In November 2015, after 6 years of working on Carl Linnaeus’s manuscripts, I began a new job as Information Scientist for the Freshwater Biological Association (FBA) on the shores of Windermere. This entails looking after the library, archives, and biological specimens held by the FBA, all of which relate in one way or another to freshwater research and science, ranging from algae, to fish, invertebrates, pollution, limnology, and hydrology. The FBA was founded in 1929, and I have been adjusting to the move from early modern to more contemporary, mostly 20th-century records. After a period of settling in, learning the ropes, and dealing with the aftermath of Storm Desmond in December (which flooded a number of boxes containing zooplankton, phytoplankton, and fish scales), I have been ferreting away in the archives, looking at the notebooks, drawings, graphs, maps, datasets, and correspondence left by FBA scientists. I have been struck by the amount of material there is, waiting to be studied by historians of science. In particular, I have been struck by the importance of drawings, maps and graphs, amongst other scientific visual illustrations, that would appeal to art historians. Three short examples will show the quality and variety of material of particular interest to readers of this website.
During his time at the FBA, in the early 1930s, Harold Philip Moon (1919-1982) carried out pioneer work on the littoral invertebrates. His archives comprises detailed data collection, annotated maps of Lake District waters such as Windermere and Ullswater, and general notes on biology, compiled as a student at Kings College, Cambridge between 1929 and 1932, many of which include fine pencil and ink drawings.
Fig. 1. 1913 map of the shore of Windermere with detailed annotation by H.P. Moon, 1950s?
Thomas T. Macan (1910-1985) had a distinguished career as an entomologist, focusing on aquatic insects, which he studied for most of his life at the FBA from 1935 to 1976. His fieldwork notebooks are meticulously drawn up. Macan produced some of the identification keys of freshwater insects that were published by the FBA, including the drawings, the originals of which are in the FBA archives. Macan was clearly attentive to the quality and practices of scientific illustrations. While investigating a map chest the other week, I stumbled across a set of 18 boards (approximately A1 in format) entitled ‘Methods of Illustrating Figures and Diagrams by T.T. Macan’. These boards, produced in April 1976, are sets of instructions for scientific illustrations, looking at contrast, line shading, symbols, graphs, histograms, maps and how to draw types of apparatus.
Fig. 2. ‘Methods of Illustrating Figures and Diagrams by T.T. Macan’: board explaining contrast, using the work of John Lund
John Lund (1912-2015) and Hilda Canter-Lund (1922-2007) were algologists who both worked at the FBA for most of their career.
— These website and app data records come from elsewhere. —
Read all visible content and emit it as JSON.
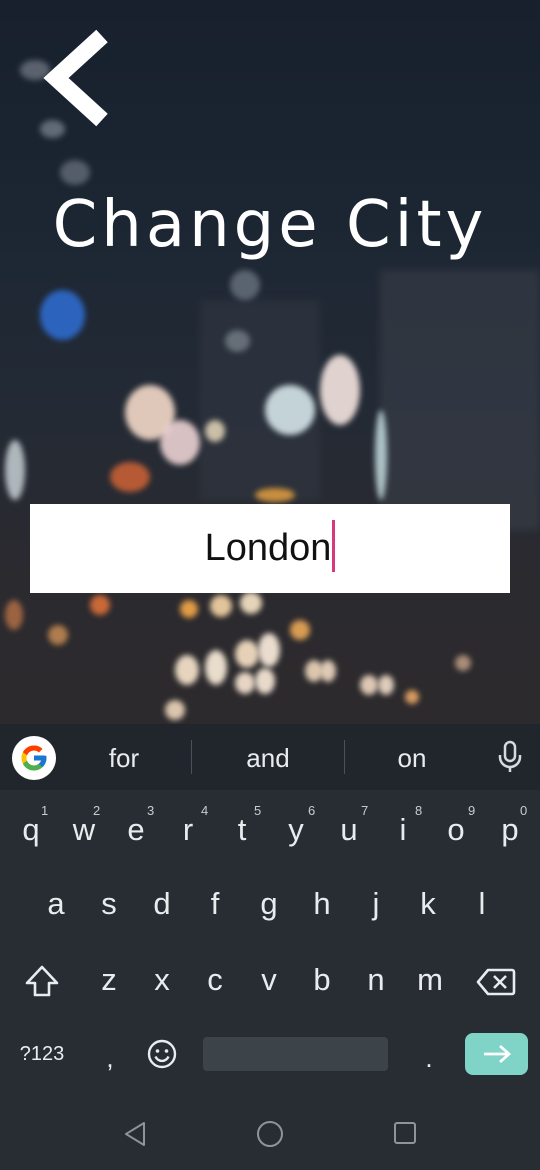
{
  "header": {
    "title": "Change City",
    "back_icon": "back-chevron-icon"
  },
  "city_field": {
    "value": "London",
    "caret_color": "#d8387c"
  },
  "keyboard": {
    "suggestions": [
      "for",
      "and",
      "on"
    ],
    "row1": [
      "q",
      "w",
      "e",
      "r",
      "t",
      "y",
      "u",
      "i",
      "o",
      "p"
    ],
    "row1_numbers": [
      "1",
      "2",
      "3",
      "4",
      "5",
      "6",
      "7",
      "8",
      "9",
      "0"
    ],
    "row2": [
      "a",
      "s",
      "d",
      "f",
      "g",
      "h",
      "j",
      "k",
      "l"
    ],
    "row3": [
      "z",
      "x",
      "c",
      "v",
      "b",
      "n",
      "m"
    ],
    "symbols_label": "?123",
    "comma": ",",
    "period": ".",
    "enter_color": "#7fd3c7"
  }
}
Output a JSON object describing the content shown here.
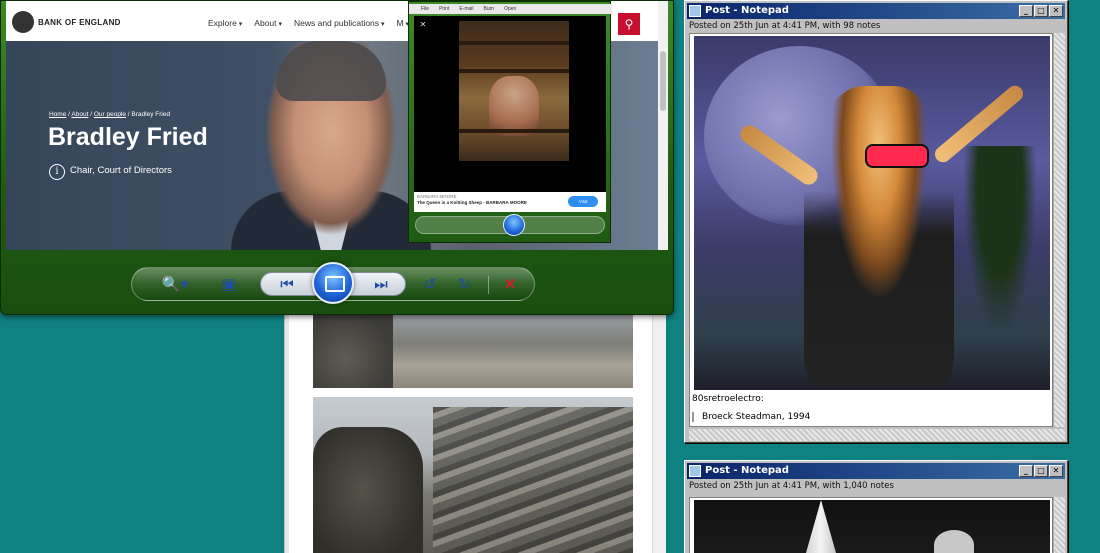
{
  "viewer": {
    "nav": {
      "org_name": "BANK OF ENGLAND",
      "menu": [
        "Explore",
        "About",
        "News and publications",
        "M"
      ]
    },
    "hero": {
      "breadcrumb": [
        "Home",
        "About",
        "Our people",
        "Bradley Fried"
      ],
      "name": "Bradley Fried",
      "role": "Chair, Court of Directors"
    },
    "toolbar": {
      "zoom_icon": "zoom-icon",
      "fit_icon": "fit-window-icon",
      "prev_icon": "previous-icon",
      "slideshow_icon": "slideshow-icon",
      "next_icon": "next-icon",
      "rotate_ccw_icon": "rotate-counterclockwise-icon",
      "rotate_cw_icon": "rotate-clockwise-icon",
      "delete_icon": "delete-icon"
    }
  },
  "mini_viewer": {
    "menu": [
      "File",
      "Print",
      "E-mail",
      "Burn",
      "Open"
    ],
    "author": "BARBARA MOORE",
    "title": "The Queen is a Knitting Sheep - BARBARA MOORE",
    "visit_label": "Visit"
  },
  "notepad_1": {
    "title": "Post - Notepad",
    "meta": "Posted on 25th Jun at 4:41 PM, with 98 notes",
    "caption": "80sretroelectro:",
    "quote": "Broeck Steadman, 1994"
  },
  "notepad_2": {
    "title": "Post - Notepad",
    "meta": "Posted on 25th Jun at 4:41 PM, with 1,040 notes"
  },
  "colors": {
    "desktop": "#0f8181",
    "boe_red": "#c8102e",
    "viewer_green": "#1f5a13",
    "titlebar_blue": "#0a246a"
  }
}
Together they compiled Freshwater Algae: their microscopic world explored (1995), which contained Hilda Canter-Lund’s beautiful photographs of microscopic algae. John Lund was also responsible for the Fritsch Collection of illustrations of freshwater, brackish and terrestrial Algae (for more information on this collection, see http://www.fba.org.uk/fritsch-collection).
The FBA holds a rich collection of unstudied archives, of particular interest to historians of science and art historians. Some of the collections can be found on Archives Hub (http://archiveshub.ac.uk/contributors/freshwaterbiologicalassociation.html). For more information, please contact me at email@example.com